When you think of Hispanic food, what are the first things that come to mind? Depending on your background and where you live in the United States, you might think of ceviche, tamales, or empanadas, but what about flan? Flan, part of any good book of recetas de postres, got its start thousands of years ago at the height of the Roman Empire, according to HolidayCook.com, a website all about different food and its history.
After the fall of the Roman Empire in 476 CE, the original flan recipe spread out across Medieval Europe, famously finding a home in Spain. When the Spanish began colonizing the New World in the 15th century, they brought their flan recipe with them, passing it on to colonists throughout Latin America. Hundreds of years later, flan is one of the most well-known dessert dishes in Mexico. If you want to know why exactly Mexican-style flan is so famous across the world, you’ll just have to make some and try the magic for yourself. (Note: This recipe has been adapted from Chelsie Kenyon’s “Easy Flan Recipe.”)
- 1 and 1/2 cup granulated sugar

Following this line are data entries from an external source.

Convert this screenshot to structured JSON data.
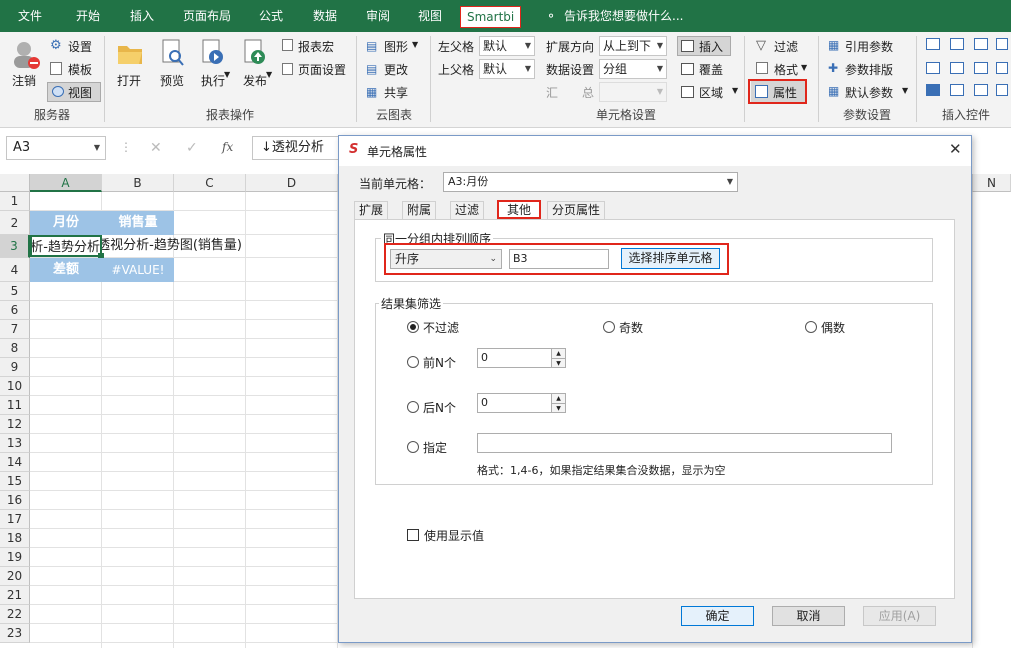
{
  "menubar": {
    "tabs": [
      "文件",
      "开始",
      "插入",
      "页面布局",
      "公式",
      "数据",
      "审阅",
      "视图",
      "Smartbi"
    ],
    "tell_me": "告诉我您想要做什么..."
  },
  "ribbon": {
    "server": {
      "logout": "注销",
      "settings": "设置",
      "template": "模板",
      "view": "视图",
      "group": "服务器"
    },
    "report_ops": {
      "open": "打开",
      "preview": "预览",
      "execute": "执行",
      "publish": "发布",
      "macro": "报表宏",
      "page_setup": "页面设置",
      "group": "报表操作"
    },
    "cloud_chart": {
      "graphic": "图形",
      "change": "更改",
      "share": "共享",
      "group": "云图表"
    },
    "cell_settings": {
      "left_parent": "左父格",
      "left_parent_val": "默认",
      "top_parent": "上父格",
      "top_parent_val": "默认",
      "expand_dir": "扩展方向",
      "expand_dir_val": "从上到下",
      "data_setting": "数据设置",
      "data_setting_val": "分组",
      "summary": "汇　　总",
      "insert": "插入",
      "cover": "覆盖",
      "area": "区域",
      "group": "单元格设置"
    },
    "filter_group": {
      "filter": "过滤",
      "format": "格式",
      "property": "属性"
    },
    "params": {
      "ref_param": "引用参数",
      "param_layout": "参数排版",
      "default_param": "默认参数",
      "group": "参数设置"
    },
    "controls": {
      "group": "插入控件"
    }
  },
  "formula_bar": {
    "name_box": "A3",
    "fx": "fx",
    "content": "↓透视分析"
  },
  "grid": {
    "columns": [
      "A",
      "B",
      "C",
      "D",
      "N"
    ],
    "rows": [
      "1",
      "2",
      "3",
      "4",
      "5",
      "6",
      "7",
      "8",
      "9",
      "10",
      "11",
      "12",
      "13",
      "14",
      "15",
      "16",
      "17",
      "18",
      "19",
      "20",
      "21",
      "22",
      "23"
    ],
    "cells": {
      "a2": "月份",
      "b2": "销售量",
      "a3": "透视分析-趋势分析",
      "b3": "透视分析-趋势图(销售量)",
      "a4": "差额",
      "b4": "#VALUE!"
    }
  },
  "dialog": {
    "title": "单元格属性",
    "current_cell_label": "当前单元格：",
    "current_cell_value": "A3:月份",
    "tabs": [
      "扩展",
      "附属",
      "过滤",
      "其他",
      "分页属性"
    ],
    "sort_group": {
      "legend": "同一分组内排列顺序",
      "order_value": "升序",
      "cell_value": "B3",
      "select_button": "选择排序单元格"
    },
    "filter_group": {
      "legend": "结果集筛选",
      "no_filter": "不过滤",
      "odd": "奇数",
      "even": "偶数",
      "first_n": "前N个",
      "first_n_val": "0",
      "last_n": "后N个",
      "last_n_val": "0",
      "specify": "指定",
      "hint": "格式：1,4-6，如果指定结果集合没数据，显示为空"
    },
    "use_display_value": "使用显示值",
    "buttons": {
      "ok": "确定",
      "cancel": "取消",
      "apply": "应用(A)"
    }
  }
}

- 1/2 tablespoon cinnamon powder
- Zest of one orange, lemon, or lime
- 1 cup orange, lemon, or lime juice, not from concentrate (Note: juice from concentrate will be too sweet as a syrup)
- 6 eggs, large and preferably free-range for flavor
- 1 and 1/2 teaspoon vanilla extract (spring for the real stuff!)
- 1 small can of sweetened condensed milk
- 1 small can of evaporated milk
Let’s Finish the Flan Recipe!
- Preheat the oven to 325 degrees Fahrenheit.
- Fill a glass or metal cake-pan halfway with lukewarm water.
- Heat a small saucepan over medium heat, and add a cup of the sugar. Stir the sugar until it browns and becomes a caramel. Evenly distribute the caramel between six six-inch oven-proof ramekins.
- In a separate saucepan, combine the citrus juice and cinnamon over high heat. Bring to a boil, and reduce the heat. Let the mixture simmer and reduce until it becomes syrupy. Remove from heat.
- In a medium-sized mixing bowl, combine the eggs, milks, zest, and remaining 1/2 cup of sugar. Whisk them together until the consistency is smooth and not bubbly. Evenly distribute this custard mixture between each ramekin.
- Place the ramekins into the pan full of water, and place the pan in the oven. Allow the flan to cook for 50 minutes.
- Remove the pan from the oven, and allow it to cool before placing it into the refrigerator. Let the flan chill for at least an hour.
- When it’s time to serve the dessert, turn each flan out of its ramekin onto a small plate. Drizzle some of the orange syrup atop each flan to complete the dish.
While there are a number of steps to completing this flan recipe, I think you’ll find the flavors and the authentic texture of the dessert are well worth the effort. As with everything else, feel free to tweak this recipe to fit your tastes!